Citation: Stoffle RW, Evans MJ, Sittler C, Berry DL and Van Vlack KA (2023) Native knowledge of great lakes ecology: Climate changes to Odawa lands. Front. Clim. 5:979721. doi: 10.3389/fclim.2023.979721

Received: 27 June 2022; Accepted: 08 March 2023;
Published: 27 March 2023.

Edited by:

Chad B. Wilsey, National Audubon Society, United States

Reviewed by:

Shah Md Atiqul Haq, Shahjalal University of Science and Technology, Bangladesh
Olga Laiza Kupika, Chinhoyi University of Technology, Zimbabwe

Copyright © 2023 Stoffle, Evans, Sittler, Berry and Van Vlack. This is an open-access article distributed under the terms of the Creative Commons Attribution License (CC BY). The use, distribution or reproduction in other forums is permitted, provided the original author(s) and the copyright owner(s) are credited and that the original publication in this journal is cited, in accordance with accepted academic practice. No use, distribution or reproduction is permitted which does not comply with these terms.

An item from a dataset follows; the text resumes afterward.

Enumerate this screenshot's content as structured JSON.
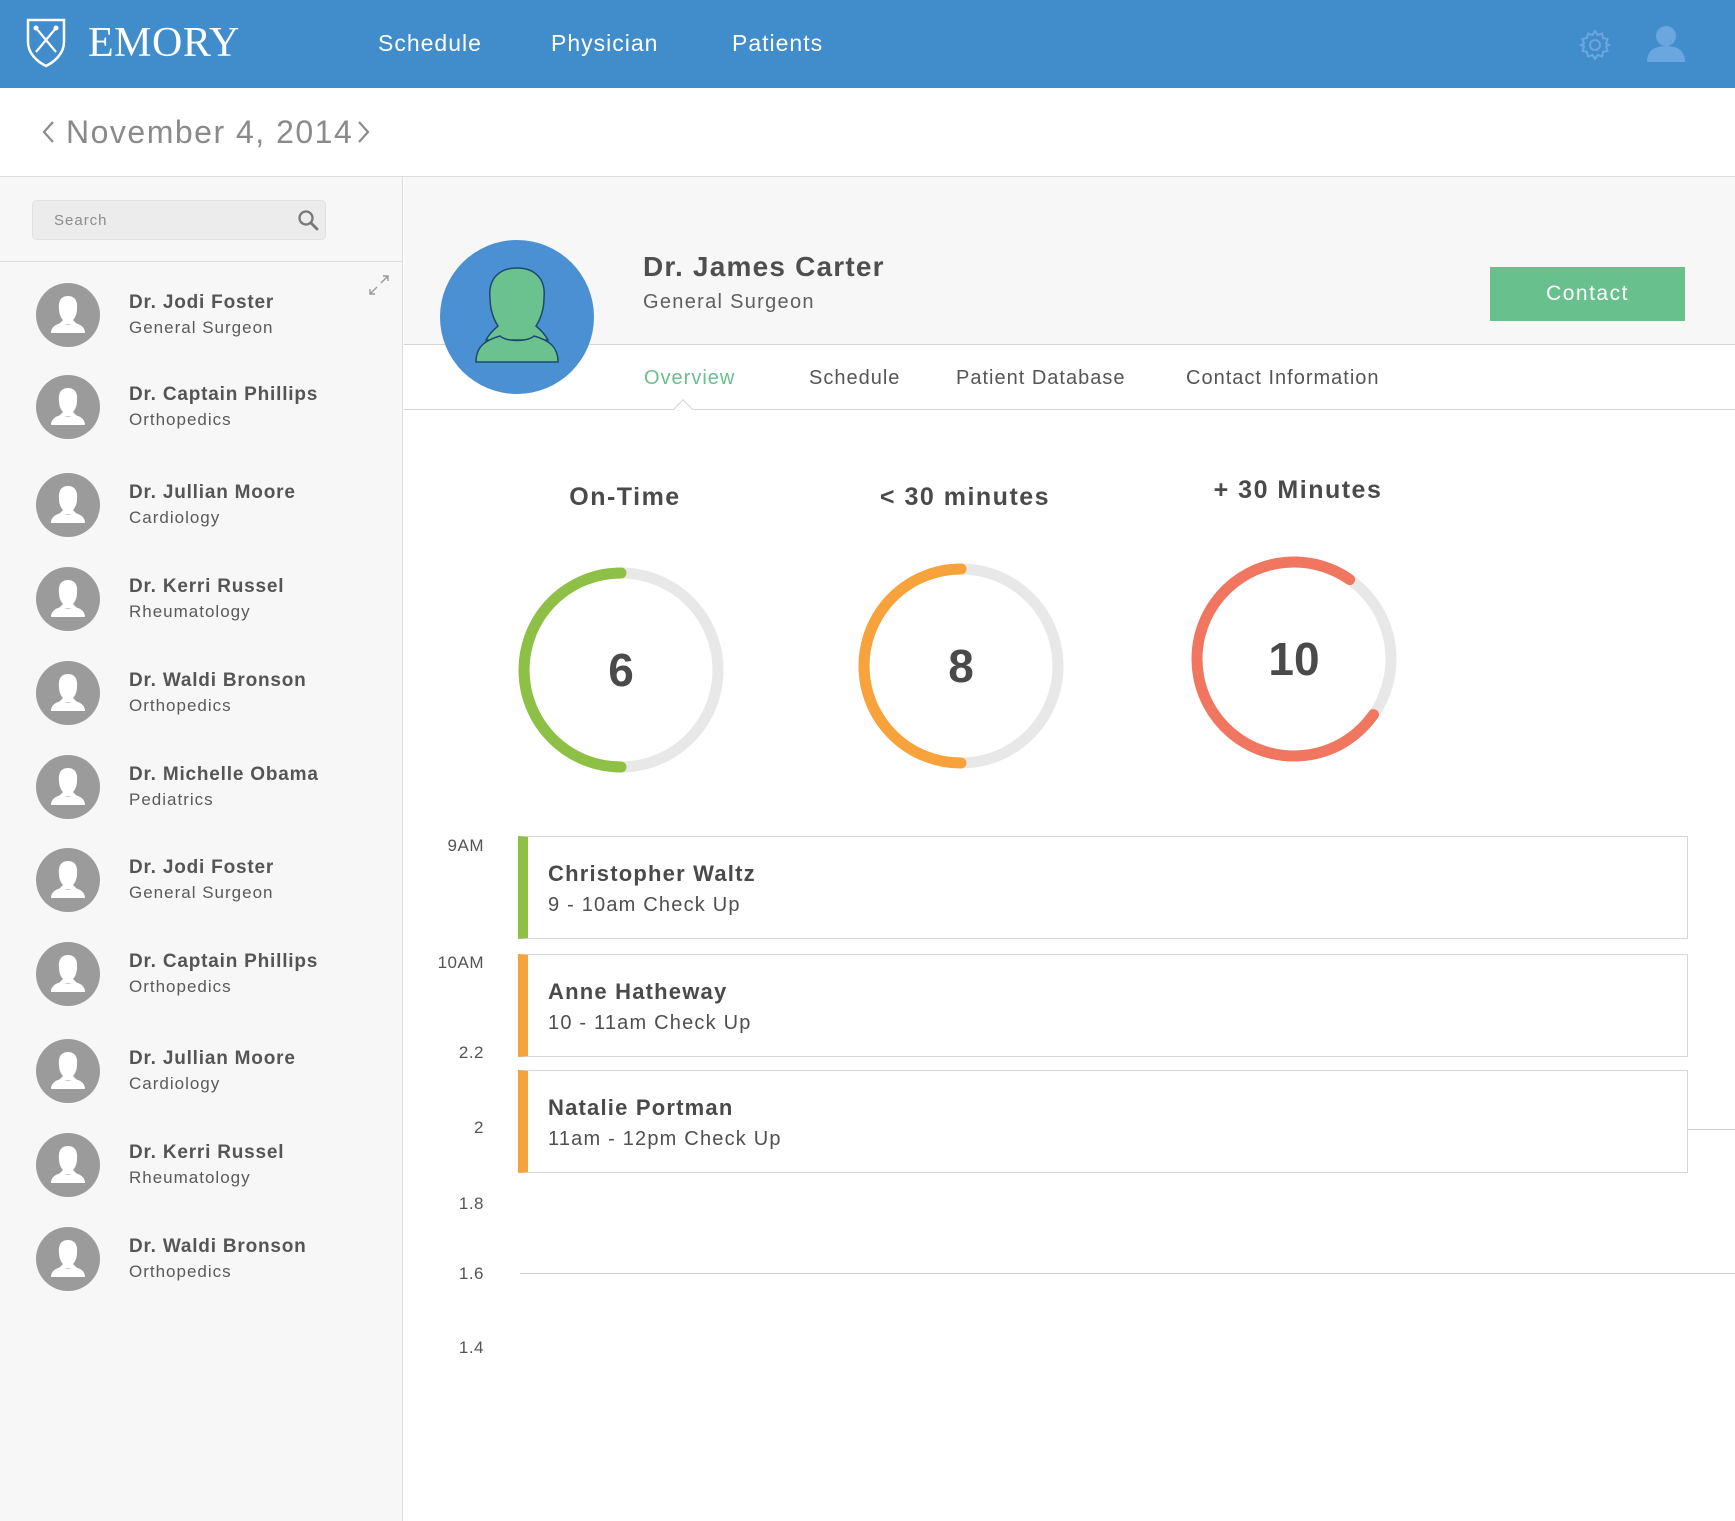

*Correspondence: Richard W. Stoffle,; Michael J. Evans,